AICTE to give 1 crore INR seed capital for research parks

Source: DNA India via PwC – EdLive

The All India Council for Technical Education (AICTE) will fund institutes with 1 crore INR to set up research parks, in order to encourage research among students. An industry partner will also be tasked with setting up the research park, along with providing funds to the tune of 1 crore INR. The research activities to be carried out in the park will also include studies needed for the industry.

“This will be a perfect give-and-take deal. While the industry will participate in financial assistance, the institutes will conduct research on the basis of industry needs. Researchers will also get hands-on experience with real-time industry research activities,” said SS Mantha, Chairman, AICTE. The research park will be set up on the institute premises itself, which should make available at least a 3,000-square-feet area for it.
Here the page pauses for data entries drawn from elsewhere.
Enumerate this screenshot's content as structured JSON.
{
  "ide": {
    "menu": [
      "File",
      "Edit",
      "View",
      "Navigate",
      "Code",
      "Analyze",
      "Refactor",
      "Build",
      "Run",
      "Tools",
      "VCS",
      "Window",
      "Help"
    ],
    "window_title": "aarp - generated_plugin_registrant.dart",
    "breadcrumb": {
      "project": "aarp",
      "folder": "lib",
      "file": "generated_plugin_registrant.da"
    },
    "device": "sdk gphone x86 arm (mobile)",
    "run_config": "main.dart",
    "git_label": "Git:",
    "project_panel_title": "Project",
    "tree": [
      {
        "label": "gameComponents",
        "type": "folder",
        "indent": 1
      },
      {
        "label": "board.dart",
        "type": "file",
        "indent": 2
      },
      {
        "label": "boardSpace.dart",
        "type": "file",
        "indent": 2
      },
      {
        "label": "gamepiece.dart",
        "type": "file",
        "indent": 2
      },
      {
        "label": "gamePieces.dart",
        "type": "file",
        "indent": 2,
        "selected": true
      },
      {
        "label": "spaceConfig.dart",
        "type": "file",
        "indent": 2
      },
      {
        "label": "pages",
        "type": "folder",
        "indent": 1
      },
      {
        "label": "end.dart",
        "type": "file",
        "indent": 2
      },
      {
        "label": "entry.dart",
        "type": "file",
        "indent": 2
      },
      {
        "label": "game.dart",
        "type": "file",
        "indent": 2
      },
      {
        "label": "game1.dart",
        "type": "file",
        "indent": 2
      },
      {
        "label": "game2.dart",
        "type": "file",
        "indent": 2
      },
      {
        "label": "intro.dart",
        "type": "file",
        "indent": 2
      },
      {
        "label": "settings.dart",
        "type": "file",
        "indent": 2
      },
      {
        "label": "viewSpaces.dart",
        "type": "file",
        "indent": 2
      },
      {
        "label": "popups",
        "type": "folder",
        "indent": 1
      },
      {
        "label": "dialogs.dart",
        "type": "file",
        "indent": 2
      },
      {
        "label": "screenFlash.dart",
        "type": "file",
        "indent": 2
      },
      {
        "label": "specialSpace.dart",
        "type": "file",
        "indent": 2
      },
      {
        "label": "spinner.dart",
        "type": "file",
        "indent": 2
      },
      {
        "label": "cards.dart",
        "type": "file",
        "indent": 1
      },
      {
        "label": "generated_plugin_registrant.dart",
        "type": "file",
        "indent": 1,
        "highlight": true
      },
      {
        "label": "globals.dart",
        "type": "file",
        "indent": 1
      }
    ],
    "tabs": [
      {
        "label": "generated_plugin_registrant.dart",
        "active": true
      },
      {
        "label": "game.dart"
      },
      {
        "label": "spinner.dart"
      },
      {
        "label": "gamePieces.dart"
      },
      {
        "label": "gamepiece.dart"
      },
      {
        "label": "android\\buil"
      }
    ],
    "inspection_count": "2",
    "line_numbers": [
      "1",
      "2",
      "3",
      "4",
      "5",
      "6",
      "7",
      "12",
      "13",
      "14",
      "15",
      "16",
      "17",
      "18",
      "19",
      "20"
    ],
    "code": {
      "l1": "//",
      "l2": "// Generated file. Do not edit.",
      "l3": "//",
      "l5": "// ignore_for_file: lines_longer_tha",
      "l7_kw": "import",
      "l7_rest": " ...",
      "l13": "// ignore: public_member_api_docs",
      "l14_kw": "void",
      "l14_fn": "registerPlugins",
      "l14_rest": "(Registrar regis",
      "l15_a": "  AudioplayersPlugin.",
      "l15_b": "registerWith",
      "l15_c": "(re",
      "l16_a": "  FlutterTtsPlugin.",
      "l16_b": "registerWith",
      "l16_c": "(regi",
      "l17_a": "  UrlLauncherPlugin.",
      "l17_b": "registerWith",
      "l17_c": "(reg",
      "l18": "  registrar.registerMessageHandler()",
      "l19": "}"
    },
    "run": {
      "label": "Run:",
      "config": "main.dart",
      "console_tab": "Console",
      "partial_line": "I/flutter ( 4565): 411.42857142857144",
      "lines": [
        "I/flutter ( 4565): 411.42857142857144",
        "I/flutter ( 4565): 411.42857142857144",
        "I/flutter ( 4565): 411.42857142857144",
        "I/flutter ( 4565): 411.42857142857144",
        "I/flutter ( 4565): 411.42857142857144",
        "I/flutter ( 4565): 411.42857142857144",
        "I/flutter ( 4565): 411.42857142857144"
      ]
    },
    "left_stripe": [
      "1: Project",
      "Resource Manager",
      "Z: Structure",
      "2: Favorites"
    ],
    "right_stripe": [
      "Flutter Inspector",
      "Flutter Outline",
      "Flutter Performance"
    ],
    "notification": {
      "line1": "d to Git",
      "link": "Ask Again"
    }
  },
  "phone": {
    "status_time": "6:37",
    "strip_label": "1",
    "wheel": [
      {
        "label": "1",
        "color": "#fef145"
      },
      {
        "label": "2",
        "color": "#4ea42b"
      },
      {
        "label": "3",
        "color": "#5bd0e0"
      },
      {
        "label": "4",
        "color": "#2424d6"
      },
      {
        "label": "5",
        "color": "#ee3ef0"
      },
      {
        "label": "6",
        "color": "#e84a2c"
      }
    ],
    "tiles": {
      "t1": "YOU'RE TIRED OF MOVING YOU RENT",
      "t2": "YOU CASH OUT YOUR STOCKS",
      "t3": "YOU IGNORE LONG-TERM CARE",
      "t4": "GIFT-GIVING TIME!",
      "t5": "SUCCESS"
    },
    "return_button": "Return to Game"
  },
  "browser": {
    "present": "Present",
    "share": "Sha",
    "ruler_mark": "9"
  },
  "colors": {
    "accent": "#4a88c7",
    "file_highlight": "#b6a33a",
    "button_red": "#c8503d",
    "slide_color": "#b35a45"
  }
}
“We aim to open such research parks in at least one state each. However, more such parks would be welcome to provide ample opportunities to research scholars in India,” added Mantha.

Besides this, the AICTE is also going to offer other schemes to encourage research work. The top 100 research students will be placed at the Council of Scientific and Industrial Research (CSIR) and Defence Research and Development Organisation (DRDO) laboratories. The scholars will be shortlisted through a competitive model of testing and the AICTE will give 15,000 INR per month to each student for three years.